Yes, me too.
Last night I was souping it (new favorite verb) with one of my favorite new recipes that I had received from Brother Mitch and Wife Michelle, some kind of delectable peanut-sweet potato soup. So I thought I was on the right track sautéing the onions and garlic.
Once the onions reached the point of pearly translucence, I tossed in the diced tomatoes and sweet potato and vegetable broth and water. A slave to my craft I pulled the stepladder by the stovetop as I monitored the roiling, boiling cauldron.
And as the potatoes reached the appropriate softness I added the peanut butter, a splash of milk, some chile cobanero, cinnamon, salt and pepper. After letting this all simmer and mingle I brought out the blender.
My blender, of the Oster variety, was in storage and so I thought I’d use my roommate’s blender. Her blender is black and a bit imposing with its square blockish build and smooth buttons. I plugged it in and the blender’s digital display sprang to life. What the hell is this?
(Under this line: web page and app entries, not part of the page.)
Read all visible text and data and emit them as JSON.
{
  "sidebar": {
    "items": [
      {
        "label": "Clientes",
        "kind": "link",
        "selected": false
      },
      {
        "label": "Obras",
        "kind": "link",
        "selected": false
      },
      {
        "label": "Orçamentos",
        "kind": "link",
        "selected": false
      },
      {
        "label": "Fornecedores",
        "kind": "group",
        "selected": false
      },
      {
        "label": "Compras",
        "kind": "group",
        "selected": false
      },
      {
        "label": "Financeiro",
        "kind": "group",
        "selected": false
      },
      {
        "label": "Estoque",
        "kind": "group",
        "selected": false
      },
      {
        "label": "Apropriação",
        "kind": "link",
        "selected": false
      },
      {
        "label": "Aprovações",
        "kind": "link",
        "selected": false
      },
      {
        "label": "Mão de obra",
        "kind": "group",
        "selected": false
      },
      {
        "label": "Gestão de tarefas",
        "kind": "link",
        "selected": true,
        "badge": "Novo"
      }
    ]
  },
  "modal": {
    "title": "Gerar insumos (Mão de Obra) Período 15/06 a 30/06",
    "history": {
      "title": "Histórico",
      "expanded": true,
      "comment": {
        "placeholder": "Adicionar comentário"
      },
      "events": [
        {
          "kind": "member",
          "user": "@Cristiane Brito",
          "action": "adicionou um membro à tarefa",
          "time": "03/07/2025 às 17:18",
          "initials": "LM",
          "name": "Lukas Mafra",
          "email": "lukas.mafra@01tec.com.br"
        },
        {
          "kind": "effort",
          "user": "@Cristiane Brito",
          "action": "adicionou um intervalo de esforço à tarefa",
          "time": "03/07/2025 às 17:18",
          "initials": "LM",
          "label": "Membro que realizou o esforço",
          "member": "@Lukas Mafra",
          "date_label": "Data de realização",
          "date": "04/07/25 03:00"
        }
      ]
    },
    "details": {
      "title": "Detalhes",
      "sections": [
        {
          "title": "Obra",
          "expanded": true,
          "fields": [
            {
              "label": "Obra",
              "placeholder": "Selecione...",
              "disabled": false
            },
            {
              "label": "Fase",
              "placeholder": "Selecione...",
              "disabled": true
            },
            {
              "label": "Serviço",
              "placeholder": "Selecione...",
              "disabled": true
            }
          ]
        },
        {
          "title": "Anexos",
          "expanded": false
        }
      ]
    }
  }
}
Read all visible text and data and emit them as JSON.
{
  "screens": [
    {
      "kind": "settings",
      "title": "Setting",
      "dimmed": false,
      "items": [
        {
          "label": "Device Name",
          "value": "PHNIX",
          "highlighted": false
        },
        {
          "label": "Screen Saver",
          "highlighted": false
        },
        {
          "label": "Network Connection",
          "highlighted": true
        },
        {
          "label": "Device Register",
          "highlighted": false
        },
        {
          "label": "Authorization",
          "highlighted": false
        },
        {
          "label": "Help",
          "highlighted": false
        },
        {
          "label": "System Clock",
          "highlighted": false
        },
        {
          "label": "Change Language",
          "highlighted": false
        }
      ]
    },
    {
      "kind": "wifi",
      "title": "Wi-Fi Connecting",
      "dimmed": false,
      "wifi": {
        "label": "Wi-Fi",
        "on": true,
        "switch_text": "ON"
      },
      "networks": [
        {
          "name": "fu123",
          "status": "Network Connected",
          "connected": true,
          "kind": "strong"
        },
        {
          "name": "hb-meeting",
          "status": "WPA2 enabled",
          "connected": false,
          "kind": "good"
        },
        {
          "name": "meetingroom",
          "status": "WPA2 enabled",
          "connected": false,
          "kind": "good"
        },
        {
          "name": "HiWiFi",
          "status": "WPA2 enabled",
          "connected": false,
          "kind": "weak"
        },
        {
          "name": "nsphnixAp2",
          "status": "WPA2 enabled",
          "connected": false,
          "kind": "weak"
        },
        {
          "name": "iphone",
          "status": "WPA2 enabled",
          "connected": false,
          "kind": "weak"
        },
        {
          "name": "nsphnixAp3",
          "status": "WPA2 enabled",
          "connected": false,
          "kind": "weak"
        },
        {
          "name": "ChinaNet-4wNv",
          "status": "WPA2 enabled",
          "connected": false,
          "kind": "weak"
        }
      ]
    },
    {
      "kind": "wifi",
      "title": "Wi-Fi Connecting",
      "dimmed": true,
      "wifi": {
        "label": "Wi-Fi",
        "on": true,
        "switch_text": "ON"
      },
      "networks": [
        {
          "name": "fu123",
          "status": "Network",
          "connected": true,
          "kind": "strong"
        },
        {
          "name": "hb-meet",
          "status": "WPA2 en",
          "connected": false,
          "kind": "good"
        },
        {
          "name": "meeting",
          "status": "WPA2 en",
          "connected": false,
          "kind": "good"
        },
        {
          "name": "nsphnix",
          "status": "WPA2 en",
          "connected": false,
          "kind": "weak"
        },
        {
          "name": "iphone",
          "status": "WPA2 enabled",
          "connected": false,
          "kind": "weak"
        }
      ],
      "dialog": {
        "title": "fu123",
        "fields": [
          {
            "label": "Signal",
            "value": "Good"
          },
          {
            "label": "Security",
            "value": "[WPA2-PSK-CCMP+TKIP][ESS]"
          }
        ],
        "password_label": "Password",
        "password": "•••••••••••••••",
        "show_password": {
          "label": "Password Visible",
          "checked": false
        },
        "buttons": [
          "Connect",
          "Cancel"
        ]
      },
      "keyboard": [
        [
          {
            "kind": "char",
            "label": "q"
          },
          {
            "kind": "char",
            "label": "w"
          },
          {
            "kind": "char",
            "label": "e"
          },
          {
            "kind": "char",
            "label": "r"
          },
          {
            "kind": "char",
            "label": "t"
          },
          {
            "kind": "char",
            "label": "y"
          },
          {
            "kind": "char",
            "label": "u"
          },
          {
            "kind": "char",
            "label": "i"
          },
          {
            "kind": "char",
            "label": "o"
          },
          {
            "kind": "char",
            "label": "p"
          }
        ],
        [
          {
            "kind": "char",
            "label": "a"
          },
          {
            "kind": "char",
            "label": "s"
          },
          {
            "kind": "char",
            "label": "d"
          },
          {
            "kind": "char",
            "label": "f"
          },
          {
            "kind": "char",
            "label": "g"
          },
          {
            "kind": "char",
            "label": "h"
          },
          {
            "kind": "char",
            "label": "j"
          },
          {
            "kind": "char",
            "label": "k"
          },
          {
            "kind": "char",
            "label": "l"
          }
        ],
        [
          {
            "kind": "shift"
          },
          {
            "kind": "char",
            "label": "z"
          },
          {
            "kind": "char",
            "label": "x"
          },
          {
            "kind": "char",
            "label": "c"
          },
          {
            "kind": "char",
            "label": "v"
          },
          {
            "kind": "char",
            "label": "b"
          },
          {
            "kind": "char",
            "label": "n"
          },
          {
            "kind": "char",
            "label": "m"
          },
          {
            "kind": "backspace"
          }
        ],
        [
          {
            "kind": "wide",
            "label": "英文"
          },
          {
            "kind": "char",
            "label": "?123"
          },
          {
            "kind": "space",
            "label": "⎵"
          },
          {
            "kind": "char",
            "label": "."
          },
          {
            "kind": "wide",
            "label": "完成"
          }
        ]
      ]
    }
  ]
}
Some kind of crazy Knightrider blender?
The blender said ‘Hello.’ I always find it funny that when something has a digital display the manufacturer programs it to say ‘Hello’ and ‘Goodbye.’ There were so many times with my old VCR that I felt hurt and neglected when it didn’t greet me, but once I got that DVD player complete with digital greetings, my life was full of love and warmth and delight! Just as I’m sure Kit delighted these cats.
I poured the gloppy, chunky soup into the blender for the final step in my preparation. The blender had buttons numbered one to nine and two more: S and P. Since one was all the way to the left I assumed it was the lowest speed.
I secured the top and touched the button. And then things went awry. The blender engaged its 5 million horsepower turbocharged engine and the lid shook loose as boiling soup shot out the gaps splattering the kitchen and me with orange soup, that when not in a bowl and not garnished with cucumbers and peanuts, looks remarkably like vomit. And that’s when I realized there didn’t seem to be an off button.
I struggled to keep the lid in place as boiling soup squirt out the lid and hit me in the hands, face and feet. It took about 10 seconds for the blender to run its cycle. The digital display showed no remorse. A quarter of it was spread around the kitchen and the rest in the jar.
I resolved that marginally chunky soup was okay, rather than tangle with this formidable adversary again, and so unplugged it without so much as a good bye.
My roommate heard the hullabaloo and came out to see what had happened.
“Oh yeah, sorry, that’s an industrial grade blender,” she said. “They advertise it by showing how you can even blend cell phones in it.”
This is how we make soup in New Mexico. And this is where you can find the blender, http://www.willitblend.com/
Man, that is an amazing blender!
Kyle Ronald Freund